MBH and MBS allow Pyrococcus to breathe by producing either hydrogen gas or hydrogen sulfide gas in the hot-vent environment where gases and extreme temperatures are similar to conditions on Earth billions of years ago.
“We are getting a glimpse back into the past, providing insight into how our own respiratory system evolved and how it works.”
In the applied work, Adams and his colleagues are exploring yet another hyperthermophile microbe that also produces hydrogen gas, Caldicellulosiruptor bescii, but in this case he is using it to break down plant biomass and generate other fuels as well as industrial chemicals, rather than hydrogen. The goal of this research is to develop sustainable plant-based fuels or chemicals to supplement and eventually replace petroleum-based chemicals and fuels.
Some non-food plants—switchgrass and poplar trees—are excellent candidates for sustainable biofuel and chemicals production. Switchgrass, for instance, is a perennial grass native to North America grown on marginal farmlands with minimal need for agricultural chemicals. But switchgrass and poplar are very tough and are typically broken down using high-temperatures and harsh, expensive chemicals.

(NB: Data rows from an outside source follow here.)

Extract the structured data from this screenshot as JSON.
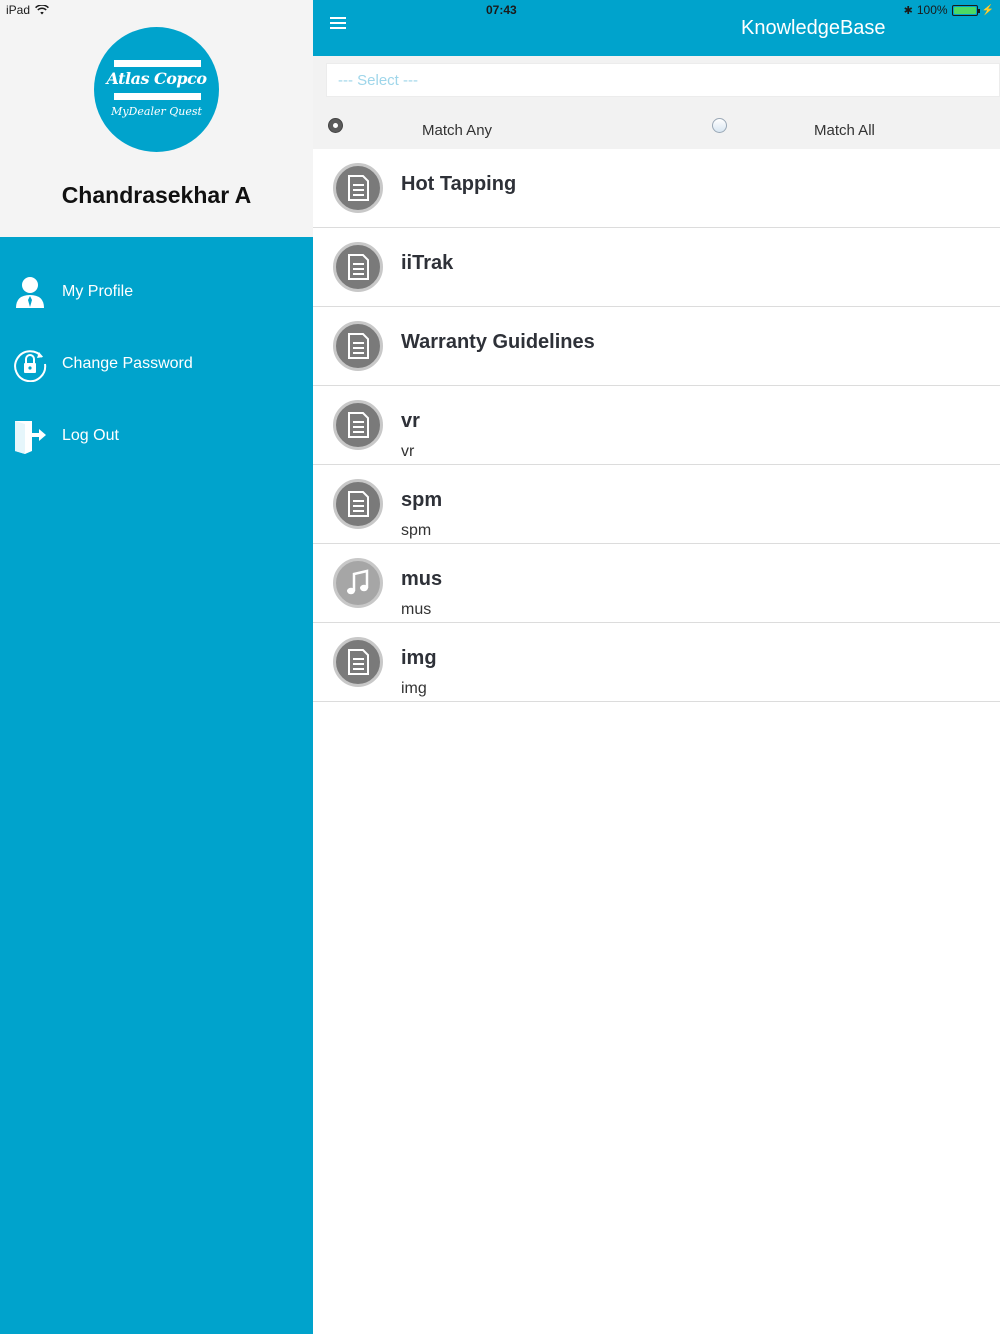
{
  "status_bar": {
    "device": "iPad",
    "time": "07:43",
    "battery": "100%"
  },
  "sidebar": {
    "logo_brand": "Atlas Copco",
    "logo_sub": "MyDealer Quest",
    "user_name": "Chandrasekhar A",
    "items": [
      {
        "label": "My Profile",
        "icon": "person-icon"
      },
      {
        "label": "Change Password",
        "icon": "lock-refresh-icon"
      },
      {
        "label": "Log Out",
        "icon": "logout-door-icon"
      }
    ]
  },
  "header": {
    "title": "KnowledgeBase"
  },
  "filter": {
    "select_placeholder": "--- Select ---",
    "match_any_label": "Match Any",
    "match_all_label": "Match All",
    "selected": "Match Any"
  },
  "list": [
    {
      "title": "Hot Tapping",
      "subtitle": "",
      "icon": "document-icon"
    },
    {
      "title": "iiTrak",
      "subtitle": "",
      "icon": "document-icon"
    },
    {
      "title": "Warranty Guidelines",
      "subtitle": "",
      "icon": "document-icon"
    },
    {
      "title": "vr",
      "subtitle": "vr",
      "icon": "document-icon"
    },
    {
      "title": "spm",
      "subtitle": "spm",
      "icon": "document-icon"
    },
    {
      "title": "mus",
      "subtitle": "mus",
      "icon": "music-note-icon"
    },
    {
      "title": "img",
      "subtitle": "img",
      "icon": "document-icon"
    }
  ],
  "colors": {
    "accent": "#00a3cc",
    "sidebar_header_bg": "#f4f4f4",
    "filter_bg": "#f2f2f2"
  }
}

Adams and his colleagues were looking for alternatives to that process. They found a potential solution in the hyperthermophile C. bescii, which they discovered grows well on the natural untreated biomass of switchgrass and poplar. In its purified form, C. bescii efficiently breaks down the unprocessed plants and can be engineered to use the plant sugars and convert them to fuels and chemicals.
“This microbe can utilize all of the types of sugars in these plants, which are mainly cellulose and hemicellulose,” says Adams. “Although several microorganisms can utilize cellulose, it is rare for a microbe to also use the hemicellulose.”
In a recent study published in Nature, Adams and colleagues showed that C. bescii genetically engineered by his group had almost completely broken down a genetically engineered form of poplar to make ethanol, a fuel that is a gasoline additive.
“The microbe only used about 20% of the sugars in ‘normal’ poplar to produce ethanol, but more than 90% in the new plant strains,” says Adams.
The research was conducted in collaboration with plant biologists and biochemical engineers at North Carolina State University and funded by the U.S. Department of Energy.
This new study could point the way to local and sustainable biofuels and chemical production.
“I think someday we’ll see instances of local farmers growing new transgenic strains of poplar or switchgrass, which would be harvested and put into a local plant biomass mill with a genetically engineered microbe and processed to yield a fuel or an industrial chemical,” he says. “This is a promising direction for producing renewable, plant-based chemicals or fuels to replace non-renewable petroleum-based chemicals and fuels. Fossils fuels are a finite resource, and before they run out in the coming decades, we must develop a sustainable fuel and chemical supply.”